Food that helps the bluebirds during the storm
We have another storm moving up the east coast this weekend and I believe this storm will continue to put pressure on our insect eating migrants. I wanted to check all of the bluebird boxes but decided not to disturb the boxes until after the storm has moves through. I believe it is possible that the substances inside the box could help the surviving swallows stay insulated and I do not want to stress any swallows more than they could possibly be already. I did settle on checking the two boxes back behind the house where the Eastern Bluebirds were showing some interest in nesting. It was only a week ago when these two boxes were completely empty. With a closer inspection it appears the bluebirds have left numerous clues of how they are able to survive the snow storm that we had last week.

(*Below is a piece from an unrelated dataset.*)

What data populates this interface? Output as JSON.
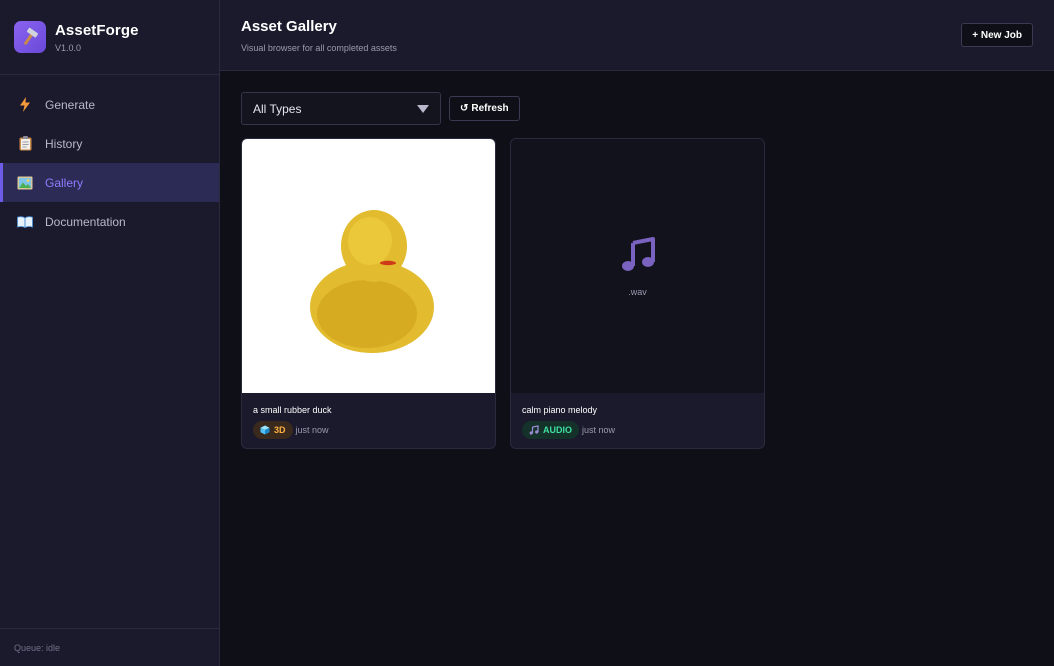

What I found interesting was the fact that the seeds were perfectly shaped without having been chewed up (as how the Purple Finch chew their seeds, see previous post). My guess is that the Eastern Bluebirds were swallowing the seeds/shell whole and since they have a fast digestive system that the seeds are quickly passing through their body. You can see a few shell casings of the Sumac (not sure why they didn’t get digested??) and without knowing for sure, I would guess many of these seeds are that of the Sumac. This is a perfect natural advantage in the Sumac to be spread around by the birds and probably one of the main reasons the birds leave these seeds as a last resort food. Without knowing much about the Sumac fruit, the seeds “could” have coating on it that “could” keep the seeds from being digested when eaten whole. I also will “guess” that when this coating is removed by the stomach of the bird that it helps the seeds germinate into a tree when fallen to the ground (via its droppings). But if the bird (or animal) chews the seeds that the coating will then be broken and the meat of the seed can be digested. Another option is that the seeds “could” give the birds the runs and then everything it eats will then runs through its body?? Your guess is as good as mine on why all these seeds were here and not digested. If anyone knows for “sure” please leave a comment!!
Besides the sumac seeds that I found; there were two insect casings and another unidentified seed in the scat of this bird (supporting that the seeds give the birds the runs). Obviously, it is only my SWAG (Scientific Wild Ass Guess) that this scat is really from the Eastern Bluebird and these seeds are that from the Sumac. Finding things can always get you asking more questions than answers!! But, checking the box was a wonderful way to learned more about the Eastern Bluebird’s spring feeding behaviors and it should be interesting in what I might find in all the other boxes I monitor.